Weirdly funny: many tropical plants have this plastic-fantastic quality. Just when I wonder why we can’t find a way to cut the oil-based products and use these slick leaves instead, I realize that real leaves are what they traditionally used for tableware, pre-industrialization.
Westerners are a double-edged sword. We bring the wealth, occasionally we bring the savoir-faire of organic hippy life. But closely treading behind us always is the greedy monster of our common character, ravenous to eat and demolish every inch of this noble savage earth as if it were a human right.
Still, I am amazed and admire the beautiful creations of some expats here; you can feel there is a greater sense of free-spirited imagination they would not be permitted to have back home. Shamefully, I am comforted that the city’s centers look like L.A.’s Silverlake or Sunset Strip. Yet I wonder bitter-sweetly how long will it take for this place to look like a highly manicured and flattened Club Med. My new Russian friends give me confused looks when, over vegan breakfast, I bring up the question. When you’re confusing the clowns, maybe it’s better just to leave it.
I indulge myself, let my fantasies run free. For a moment I am Joan of Arc, but it’s not God talking to me, rather the fast-beating core of the Earth’s heart. Can I use my sun star as an excuse, as the group around me does? I’m a Virgo. Apparently I observe, I analyze.
A storm is falling. Water and wind caress my skin. So refreshing. It temporarily drowns those annoying little flying bloodsuckers that rush at my veins as if they flowed with gold. As the Russian clown reminds me, not everything is perfect in Paradise.
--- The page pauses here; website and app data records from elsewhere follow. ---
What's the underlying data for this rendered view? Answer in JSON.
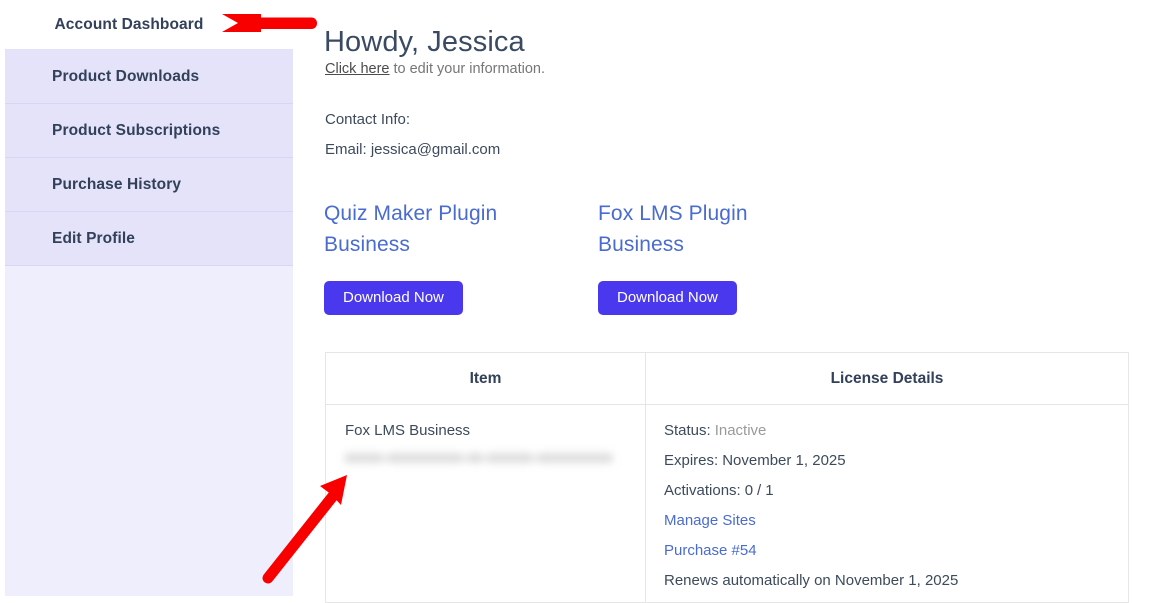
{
  "sidebar": {
    "top_item": {
      "label": "Account Dashboard"
    },
    "items": [
      {
        "label": "Product Downloads"
      },
      {
        "label": "Product Subscriptions"
      },
      {
        "label": "Purchase History"
      },
      {
        "label": "Edit Profile"
      }
    ]
  },
  "main": {
    "greeting": "Howdy, Jessica",
    "edit_link": "Click here",
    "edit_suffix": " to edit your information.",
    "contact_label": "Contact Info:",
    "contact_email": "Email: jessica@gmail.com",
    "products": [
      {
        "title": "Quiz Maker Plugin Business",
        "button": "Download Now"
      },
      {
        "title": "Fox LMS Plugin Business",
        "button": "Download Now"
      }
    ],
    "table": {
      "headers": [
        "Item",
        "License Details"
      ],
      "rows": [
        {
          "item_name": "Fox LMS Business",
          "license_key_redacted": "xxxxx-xxxxxxxxxx-xx-xxxxxx-xxxxxxxxxx",
          "status_label": "Status:",
          "status_value": "Inactive",
          "expires_label": "Expires:",
          "expires_value": "November 1, 2025",
          "activations_label": "Activations:",
          "activations_used": "0",
          "activations_separator": "/",
          "activations_total": "1",
          "manage_sites_link": "Manage Sites",
          "purchase_link": "Purchase #54",
          "renews_text": "Renews automatically on November 1, 2025"
        }
      ]
    }
  },
  "annotations": {
    "arrow_color": "#f90000",
    "arrows": [
      {
        "name": "arrow-pointing-to-account-dashboard",
        "direction": "left"
      },
      {
        "name": "arrow-pointing-to-license-key",
        "direction": "up-right"
      }
    ]
  },
  "colors": {
    "accent_button": "#4a38ef",
    "link_blue": "#4a6bcf",
    "sidebar_item_bg": "#e4e3fa",
    "sidebar_panel_bg": "#eeeefc",
    "heading_text": "#394a61"
  }
}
From here, far beyond my normal beaten path, a few snapshots become tales from a thousand and one nights. I’m sharing the attached pix and commentary with you to enjoy.
Love is in the air, all ways, always,